YOUR OBJECTIVE » Please write out all of the data below exactly, without including the pictures.

====================

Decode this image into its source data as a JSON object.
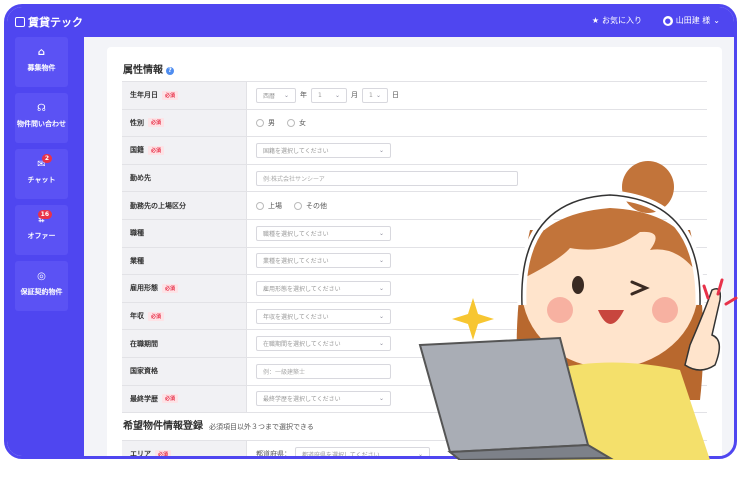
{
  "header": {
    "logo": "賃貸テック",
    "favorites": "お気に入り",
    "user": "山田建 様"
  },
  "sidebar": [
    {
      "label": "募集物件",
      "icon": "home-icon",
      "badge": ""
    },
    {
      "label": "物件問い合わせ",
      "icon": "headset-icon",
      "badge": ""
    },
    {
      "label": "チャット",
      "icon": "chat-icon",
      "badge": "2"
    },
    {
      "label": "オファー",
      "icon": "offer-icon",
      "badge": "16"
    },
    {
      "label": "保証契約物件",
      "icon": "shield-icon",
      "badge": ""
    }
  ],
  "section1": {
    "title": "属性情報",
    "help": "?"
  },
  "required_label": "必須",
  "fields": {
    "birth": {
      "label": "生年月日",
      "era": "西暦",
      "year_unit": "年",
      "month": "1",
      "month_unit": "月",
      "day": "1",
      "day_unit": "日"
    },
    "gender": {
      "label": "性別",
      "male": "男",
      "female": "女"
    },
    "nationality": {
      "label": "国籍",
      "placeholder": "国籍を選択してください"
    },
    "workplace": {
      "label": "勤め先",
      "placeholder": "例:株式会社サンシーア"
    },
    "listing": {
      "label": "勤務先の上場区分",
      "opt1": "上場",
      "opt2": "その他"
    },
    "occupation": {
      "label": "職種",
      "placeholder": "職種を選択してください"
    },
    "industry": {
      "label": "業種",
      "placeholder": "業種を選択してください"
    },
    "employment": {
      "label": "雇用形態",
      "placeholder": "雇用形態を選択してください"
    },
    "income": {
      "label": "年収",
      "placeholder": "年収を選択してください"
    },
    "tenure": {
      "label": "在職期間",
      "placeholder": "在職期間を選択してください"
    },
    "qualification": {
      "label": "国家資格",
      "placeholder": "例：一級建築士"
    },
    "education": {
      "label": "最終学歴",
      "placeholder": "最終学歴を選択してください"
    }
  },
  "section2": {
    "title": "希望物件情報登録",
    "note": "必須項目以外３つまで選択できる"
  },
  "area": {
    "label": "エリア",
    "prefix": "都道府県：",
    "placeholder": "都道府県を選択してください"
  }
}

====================

SOLUTION TO THE PROBLEM »
Decode this image into its source data as a JSON object.
{
  "header": {
    "logo": "賃貸テック",
    "favorites": "お気に入り",
    "user": "山田建 様"
  },
  "sidebar": [
    {
      "label": "募集物件",
      "icon": "home-icon",
      "badge": ""
    },
    {
      "label": "物件問い合わせ",
      "icon": "headset-icon",
      "badge": ""
    },
    {
      "label": "チャット",
      "icon": "chat-icon",
      "badge": "2"
    },
    {
      "label": "オファー",
      "icon": "offer-icon",
      "badge": "16"
    },
    {
      "label": "保証契約物件",
      "icon": "shield-icon",
      "badge": ""
    }
  ],
  "section1": {
    "title": "属性情報",
    "help": "?"
  },
  "required_label": "必須",
  "fields": {
    "birth": {
      "label": "生年月日",
      "era": "西暦",
      "year_unit": "年",
      "month": "1",
      "month_unit": "月",
      "day": "1",
      "day_unit": "日"
    },
    "gender": {
      "label": "性別",
      "male": "男",
      "female": "女"
    },
    "nationality": {
      "label": "国籍",
      "placeholder": "国籍を選択してください"
    },
    "workplace": {
      "label": "勤め先",
      "placeholder": "例:株式会社サンシーア"
    },
    "listing": {
      "label": "勤務先の上場区分",
      "opt1": "上場",
      "opt2": "その他"
    },
    "occupation": {
      "label": "職種",
      "placeholder": "職種を選択してください"
    },
    "industry": {
      "label": "業種",
      "placeholder": "業種を選択してください"
    },
    "employment": {
      "label": "雇用形態",
      "placeholder": "雇用形態を選択してください"
    },
    "income": {
      "label": "年収",
      "placeholder": "年収を選択してください"
    },
    "tenure": {
      "label": "在職期間",
      "placeholder": "在職期間を選択してください"
    },
    "qualification": {
      "label": "国家資格",
      "placeholder": "例：一級建築士"
    },
    "education": {
      "label": "最終学歴",
      "placeholder": "最終学歴を選択してください"
    }
  },
  "section2": {
    "title": "希望物件情報登録",
    "note": "必須項目以外３つまで選択できる"
  },
  "area": {
    "label": "エリア",
    "prefix": "都道府県：",
    "placeholder": "都道府県を選択してください"
  }
}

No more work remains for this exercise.